— To do —
Copy every line of the data exactly, leaving nothing out.

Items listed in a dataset
***

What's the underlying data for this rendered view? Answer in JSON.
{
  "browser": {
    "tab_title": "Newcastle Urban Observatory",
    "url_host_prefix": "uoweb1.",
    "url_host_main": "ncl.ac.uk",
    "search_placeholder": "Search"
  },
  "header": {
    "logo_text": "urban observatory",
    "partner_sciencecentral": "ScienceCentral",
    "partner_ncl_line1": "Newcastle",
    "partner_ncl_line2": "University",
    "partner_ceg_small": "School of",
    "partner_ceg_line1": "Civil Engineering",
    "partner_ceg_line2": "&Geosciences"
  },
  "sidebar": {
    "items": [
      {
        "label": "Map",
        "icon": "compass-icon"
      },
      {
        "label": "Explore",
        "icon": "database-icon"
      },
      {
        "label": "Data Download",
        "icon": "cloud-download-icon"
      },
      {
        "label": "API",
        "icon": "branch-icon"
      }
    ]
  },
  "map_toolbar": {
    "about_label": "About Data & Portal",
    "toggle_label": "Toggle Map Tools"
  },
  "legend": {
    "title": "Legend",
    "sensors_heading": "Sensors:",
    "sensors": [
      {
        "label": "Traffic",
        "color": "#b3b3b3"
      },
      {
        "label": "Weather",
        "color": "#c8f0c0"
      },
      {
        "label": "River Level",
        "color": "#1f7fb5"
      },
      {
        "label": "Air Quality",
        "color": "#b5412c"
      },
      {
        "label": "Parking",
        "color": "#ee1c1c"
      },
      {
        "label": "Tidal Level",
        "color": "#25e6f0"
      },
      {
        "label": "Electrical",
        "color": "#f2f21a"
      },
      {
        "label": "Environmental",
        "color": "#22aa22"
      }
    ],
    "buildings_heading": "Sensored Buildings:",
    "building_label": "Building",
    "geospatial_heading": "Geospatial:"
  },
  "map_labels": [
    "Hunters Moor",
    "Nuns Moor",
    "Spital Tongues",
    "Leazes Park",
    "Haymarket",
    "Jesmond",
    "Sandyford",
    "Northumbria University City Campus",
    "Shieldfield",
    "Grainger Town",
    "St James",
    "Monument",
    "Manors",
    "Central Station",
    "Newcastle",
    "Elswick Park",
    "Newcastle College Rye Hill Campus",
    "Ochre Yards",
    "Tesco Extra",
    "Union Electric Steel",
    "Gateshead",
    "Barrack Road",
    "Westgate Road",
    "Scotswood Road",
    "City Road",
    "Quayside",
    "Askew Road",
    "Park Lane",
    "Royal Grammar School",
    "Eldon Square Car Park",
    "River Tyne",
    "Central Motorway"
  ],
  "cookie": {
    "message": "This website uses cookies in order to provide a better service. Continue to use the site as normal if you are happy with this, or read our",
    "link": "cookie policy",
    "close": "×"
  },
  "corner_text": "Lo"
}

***

— Written reply —
What's the underlying data for this rendered view? Answer in JSON.
{
  "browser": {
    "tab_title": "Newcastle Urban Observatory",
    "url_host_prefix": "uoweb1.",
    "url_host_main": "ncl.ac.uk",
    "search_placeholder": "Search"
  },
  "header": {
    "logo_text": "urban observatory",
    "partner_sciencecentral": "ScienceCentral",
    "partner_ncl_line1": "Newcastle",
    "partner_ncl_line2": "University",
    "partner_ceg_small": "School of",
    "partner_ceg_line1": "Civil Engineering",
    "partner_ceg_line2": "&Geosciences"
  },
  "sidebar": {
    "items": [
      {
        "label": "Map",
        "icon": "compass-icon"
      },
      {
        "label": "Explore",
        "icon": "database-icon"
      },
      {
        "label": "Data Download",
        "icon": "cloud-download-icon"
      },
      {
        "label": "API",
        "icon": "branch-icon"
      }
    ]
  },
  "map_toolbar": {
    "about_label": "About Data & Portal",
    "toggle_label": "Toggle Map Tools"
  },
  "legend": {
    "title": "Legend",
    "sensors_heading": "Sensors:",
    "sensors": [
      {
        "label": "Traffic",
        "color": "#b3b3b3"
      },
      {
        "label": "Weather",
        "color": "#c8f0c0"
      },
      {
        "label": "River Level",
        "color": "#1f7fb5"
      },
      {
        "label": "Air Quality",
        "color": "#b5412c"
      },
      {
        "label": "Parking",
        "color": "#ee1c1c"
      },
      {
        "label": "Tidal Level",
        "color": "#25e6f0"
      },
      {
        "label": "Electrical",
        "color": "#f2f21a"
      },
      {
        "label": "Environmental",
        "color": "#22aa22"
      }
    ],
    "buildings_heading": "Sensored Buildings:",
    "building_label": "Building",
    "geospatial_heading": "Geospatial:"
  },
  "map_labels": [
    "Hunters Moor",
    "Nuns Moor",
    "Spital Tongues",
    "Leazes Park",
    "Haymarket",
    "Jesmond",
    "Sandyford",
    "Northumbria University City Campus",
    "Shieldfield",
    "Grainger Town",
    "St James",
    "Monument",
    "Manors",
    "Central Station",
    "Newcastle",
    "Elswick Park",
    "Newcastle College Rye Hill Campus",
    "Ochre Yards",
    "Tesco Extra",
    "Union Electric Steel",
    "Gateshead",
    "Barrack Road",
    "Westgate Road",
    "Scotswood Road",
    "City Road",
    "Quayside",
    "Askew Road",
    "Park Lane",
    "Royal Grammar School",
    "Eldon Square Car Park",
    "River Tyne",
    "Central Motorway"
  ],
  "cookie": {
    "message": "This website uses cookies in order to provide a better service. Continue to use the site as normal if you are happy with this, or read our",
    "link": "cookie policy",
    "close": "×"
  },
  "corner_text": "Lo"
}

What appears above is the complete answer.